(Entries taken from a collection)
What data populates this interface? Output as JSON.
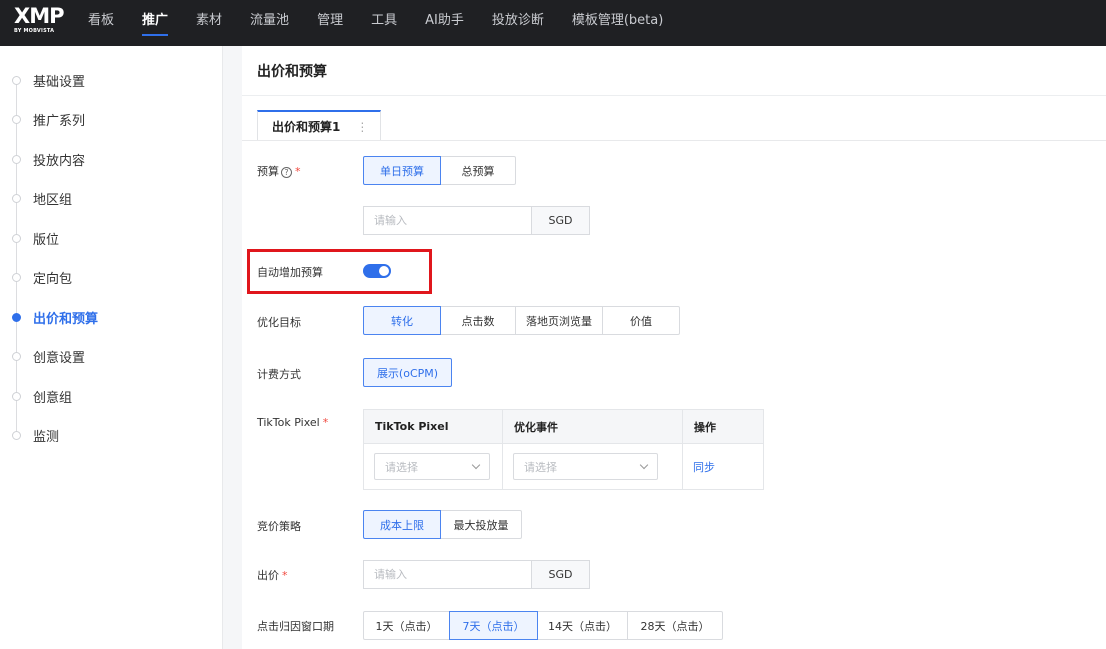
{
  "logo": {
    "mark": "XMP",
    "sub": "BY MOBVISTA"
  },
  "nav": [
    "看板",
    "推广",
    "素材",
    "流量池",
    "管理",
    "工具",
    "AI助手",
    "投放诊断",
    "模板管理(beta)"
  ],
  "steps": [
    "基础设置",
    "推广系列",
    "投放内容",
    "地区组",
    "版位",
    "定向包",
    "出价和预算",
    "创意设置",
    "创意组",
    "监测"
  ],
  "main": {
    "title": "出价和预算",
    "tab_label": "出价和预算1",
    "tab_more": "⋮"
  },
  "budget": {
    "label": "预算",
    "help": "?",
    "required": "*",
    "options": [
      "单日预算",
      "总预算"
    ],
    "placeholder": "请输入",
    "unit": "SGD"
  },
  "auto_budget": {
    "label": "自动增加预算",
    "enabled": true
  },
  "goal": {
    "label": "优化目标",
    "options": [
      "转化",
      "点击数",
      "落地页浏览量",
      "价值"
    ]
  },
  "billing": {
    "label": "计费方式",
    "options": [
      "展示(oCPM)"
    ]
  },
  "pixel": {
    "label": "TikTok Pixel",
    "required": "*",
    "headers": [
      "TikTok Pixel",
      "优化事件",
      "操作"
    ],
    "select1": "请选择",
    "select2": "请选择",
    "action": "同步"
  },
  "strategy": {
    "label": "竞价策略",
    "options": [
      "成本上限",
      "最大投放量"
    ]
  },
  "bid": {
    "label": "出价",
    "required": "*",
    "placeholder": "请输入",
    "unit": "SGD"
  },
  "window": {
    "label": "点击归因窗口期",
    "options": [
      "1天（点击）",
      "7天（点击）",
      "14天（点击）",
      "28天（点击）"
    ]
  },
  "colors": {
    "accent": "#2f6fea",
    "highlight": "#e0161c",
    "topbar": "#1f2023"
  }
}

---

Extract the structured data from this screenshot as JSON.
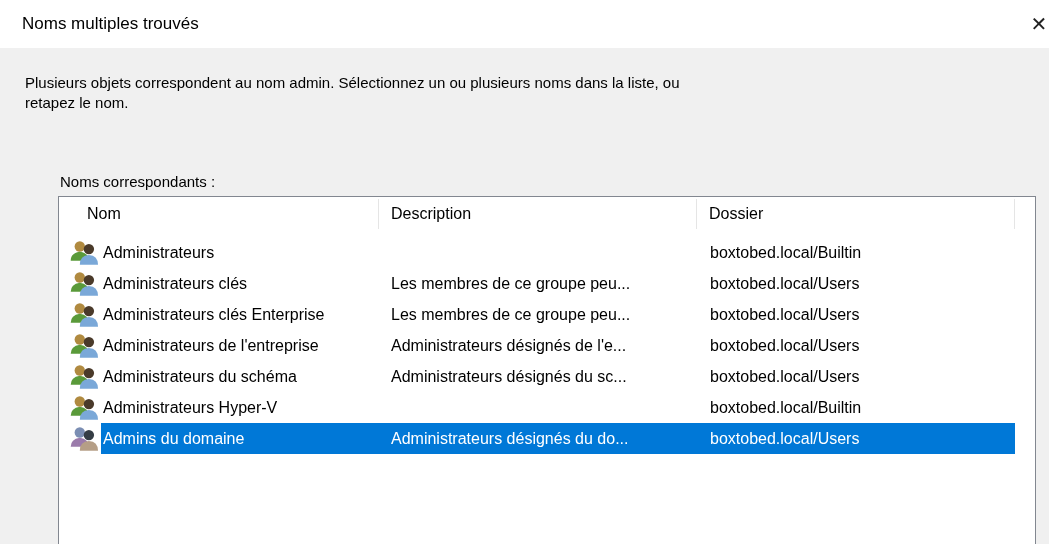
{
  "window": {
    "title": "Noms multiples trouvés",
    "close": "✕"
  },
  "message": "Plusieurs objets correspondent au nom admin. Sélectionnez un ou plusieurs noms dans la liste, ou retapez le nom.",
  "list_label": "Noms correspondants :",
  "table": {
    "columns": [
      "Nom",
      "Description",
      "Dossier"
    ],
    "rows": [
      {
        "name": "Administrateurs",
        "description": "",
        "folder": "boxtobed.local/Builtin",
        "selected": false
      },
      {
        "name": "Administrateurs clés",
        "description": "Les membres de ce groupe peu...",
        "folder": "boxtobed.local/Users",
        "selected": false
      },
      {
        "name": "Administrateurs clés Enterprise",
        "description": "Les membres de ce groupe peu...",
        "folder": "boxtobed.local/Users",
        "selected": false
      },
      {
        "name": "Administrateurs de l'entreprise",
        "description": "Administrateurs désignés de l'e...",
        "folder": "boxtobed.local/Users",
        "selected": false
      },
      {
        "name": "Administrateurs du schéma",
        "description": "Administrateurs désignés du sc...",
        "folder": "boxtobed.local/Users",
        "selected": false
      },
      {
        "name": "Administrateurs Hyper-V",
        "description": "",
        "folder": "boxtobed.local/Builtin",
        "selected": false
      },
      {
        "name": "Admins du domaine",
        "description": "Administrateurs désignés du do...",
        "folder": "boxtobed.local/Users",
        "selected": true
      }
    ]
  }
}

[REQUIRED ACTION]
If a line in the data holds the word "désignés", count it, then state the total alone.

[ANSWER BOX]
3